Citation: Gradinger, P., Yanagida, T., Strohmeier, D., & Spiel, C. (2016). Effectiveness and sustainability of the ViSC Social Competence Program to prevent cyberbullying and cyber‐victimization: Class and individual level moderators. Aggressive behavior, 42(2), 181-193.


Author(s): Gradinger, P., Yanagida, T., Strohmeier, D., & Spiel, C.

Year: 2015

Title: Prevention of cyberbullying and cyber victimization: Evaluation of the ViSC Social Competence Program.

Journal: Journal of School Violence

URL: http://www.tandfonline.com/doi/abs/10.1080/15388220.2014.963231

Abstract: It is well-documented that cyberbullying and victimization co-occur with traditional forms indicating that they share similar mechanisms. Therefore, it was hypothesized that the general antibullying program ViSC might also be effective in tackling these new forms of bullying. A longitudinal randomized control group design has been applied to examine the program effectiveness in 18 schools. In total, 2,042 students in Grades 5 to 7 (47.3% girls) aged 11.7 (SD = 0.9) attending 105 classes participated in the study. Utilizing a multiple group bivariate latent change score model controlling for traditional aggression, traditional victimization, and age, results demonstrate program effectiveness for cyberbullying (latent d = 0.39) and cyber victimization (latent d = 0.29) indicating that these behaviors reflect a systemic (school) problem.

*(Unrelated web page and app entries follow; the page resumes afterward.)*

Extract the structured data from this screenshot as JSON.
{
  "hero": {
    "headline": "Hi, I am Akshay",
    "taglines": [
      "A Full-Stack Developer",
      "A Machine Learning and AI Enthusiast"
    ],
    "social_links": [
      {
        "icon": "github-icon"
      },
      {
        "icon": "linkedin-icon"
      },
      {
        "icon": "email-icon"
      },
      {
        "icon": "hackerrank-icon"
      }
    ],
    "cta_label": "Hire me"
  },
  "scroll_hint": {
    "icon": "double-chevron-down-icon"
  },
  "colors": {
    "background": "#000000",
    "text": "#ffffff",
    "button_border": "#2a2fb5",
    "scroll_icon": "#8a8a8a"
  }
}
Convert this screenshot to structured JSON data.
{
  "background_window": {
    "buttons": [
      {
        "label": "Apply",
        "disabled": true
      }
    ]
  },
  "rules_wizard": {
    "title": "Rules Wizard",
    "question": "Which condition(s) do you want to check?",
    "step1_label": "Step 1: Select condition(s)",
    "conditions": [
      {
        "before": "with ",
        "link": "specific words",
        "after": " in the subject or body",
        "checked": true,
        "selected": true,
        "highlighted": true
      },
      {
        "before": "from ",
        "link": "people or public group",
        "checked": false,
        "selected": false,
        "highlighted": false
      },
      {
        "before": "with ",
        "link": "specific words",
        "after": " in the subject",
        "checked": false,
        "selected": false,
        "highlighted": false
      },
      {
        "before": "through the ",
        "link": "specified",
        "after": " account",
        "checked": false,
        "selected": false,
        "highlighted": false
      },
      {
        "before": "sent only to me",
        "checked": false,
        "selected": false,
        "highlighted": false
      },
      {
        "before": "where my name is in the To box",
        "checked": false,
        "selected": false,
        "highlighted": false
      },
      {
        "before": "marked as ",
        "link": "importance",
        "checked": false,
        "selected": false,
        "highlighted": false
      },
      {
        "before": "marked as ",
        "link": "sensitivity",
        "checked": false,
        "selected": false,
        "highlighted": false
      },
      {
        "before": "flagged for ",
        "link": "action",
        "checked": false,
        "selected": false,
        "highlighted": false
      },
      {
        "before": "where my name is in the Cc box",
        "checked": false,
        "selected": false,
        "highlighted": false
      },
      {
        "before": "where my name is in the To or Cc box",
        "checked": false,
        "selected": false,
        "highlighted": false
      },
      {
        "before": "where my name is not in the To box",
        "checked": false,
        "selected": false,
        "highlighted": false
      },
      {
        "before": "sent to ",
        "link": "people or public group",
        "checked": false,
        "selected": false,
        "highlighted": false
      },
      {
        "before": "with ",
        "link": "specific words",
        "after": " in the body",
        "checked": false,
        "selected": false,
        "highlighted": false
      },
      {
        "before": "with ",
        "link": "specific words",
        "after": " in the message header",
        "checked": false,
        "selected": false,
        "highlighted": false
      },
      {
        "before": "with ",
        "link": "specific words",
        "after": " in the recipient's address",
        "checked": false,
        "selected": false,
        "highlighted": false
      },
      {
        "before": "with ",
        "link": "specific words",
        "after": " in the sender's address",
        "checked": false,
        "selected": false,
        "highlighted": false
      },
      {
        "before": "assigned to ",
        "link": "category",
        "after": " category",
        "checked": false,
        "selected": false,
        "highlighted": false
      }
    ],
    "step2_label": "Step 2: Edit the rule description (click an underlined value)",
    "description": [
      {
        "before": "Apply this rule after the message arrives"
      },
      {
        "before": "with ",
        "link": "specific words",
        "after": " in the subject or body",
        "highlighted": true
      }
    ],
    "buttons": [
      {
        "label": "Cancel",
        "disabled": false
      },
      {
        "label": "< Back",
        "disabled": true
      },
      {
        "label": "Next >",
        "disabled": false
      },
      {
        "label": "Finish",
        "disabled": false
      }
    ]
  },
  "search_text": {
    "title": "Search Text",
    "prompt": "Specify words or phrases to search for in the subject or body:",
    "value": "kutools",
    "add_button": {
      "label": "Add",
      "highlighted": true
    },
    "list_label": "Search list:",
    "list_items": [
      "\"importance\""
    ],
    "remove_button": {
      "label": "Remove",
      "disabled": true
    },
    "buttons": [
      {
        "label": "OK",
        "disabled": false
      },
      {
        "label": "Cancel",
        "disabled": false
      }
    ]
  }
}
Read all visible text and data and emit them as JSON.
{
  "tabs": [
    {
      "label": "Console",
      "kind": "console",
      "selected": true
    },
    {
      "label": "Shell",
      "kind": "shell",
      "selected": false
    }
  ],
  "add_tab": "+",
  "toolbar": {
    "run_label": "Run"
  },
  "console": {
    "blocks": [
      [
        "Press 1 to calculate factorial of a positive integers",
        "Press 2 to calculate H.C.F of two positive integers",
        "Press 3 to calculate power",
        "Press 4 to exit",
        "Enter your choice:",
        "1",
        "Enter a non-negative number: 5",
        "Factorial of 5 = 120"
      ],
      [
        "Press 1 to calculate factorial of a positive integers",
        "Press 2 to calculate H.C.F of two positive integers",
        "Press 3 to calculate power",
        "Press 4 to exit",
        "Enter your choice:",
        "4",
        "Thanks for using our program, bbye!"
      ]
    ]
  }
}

Citation: Gradinger, P., Yanagida, T., Strohmeier, D., & Spiel, C. (2015). Prevention of cyberbullying and cyber victimization: Evaluation of the ViSC Social Competence Program. Journal of School Violence, 14(1), 87-110.


Author(s): Gradinger, P., Strohmeier, D., & Spiel, C.

Year: 2009

Title: Traditional bullying and cyberbullying: Identification of risk groups for adjustment problems.

Journal: Zeitschrift für Psychologie/Journal of Psychology

URL: http://econtent.hogrefe.com/doi/abs/10.1027/0044-3409.217.4.205

Abstract: We investigated the co-occurrence of traditional bullying, cyberbullying, traditional victimization, and cybervictimization, and analyzed whether students belonging to particular groups of bullies (e.g., traditional, cyber, or both), victims (e.g., traditional, cyber, or both), and bully-victims differed regarding adjustment. Seven hundred sixty-one adolescents (49% boys) aged 14–19 years (M = 15.6 years) were surveyed. More students than expected by chance were totally uninvolved, more students were traditional bully-victims, and more students were combined bully-victims (traditional and cyber). The highest risks for poor adjustment (high scores in reactive and instrumental aggression, depressive, and somatic symptoms) were observed in students who were identified as combined bully-victims (traditional and cyber). In addition gender differences were examined.

Citation: Gradinger, P., Strohmeier, D., & Spiel, C. (2009). Traditional bullying and cyberbullying: Identification of risk groups for adjustment problems. Zeitschrift für Psychologie/Journal of Psychology, 217(4), 205-213.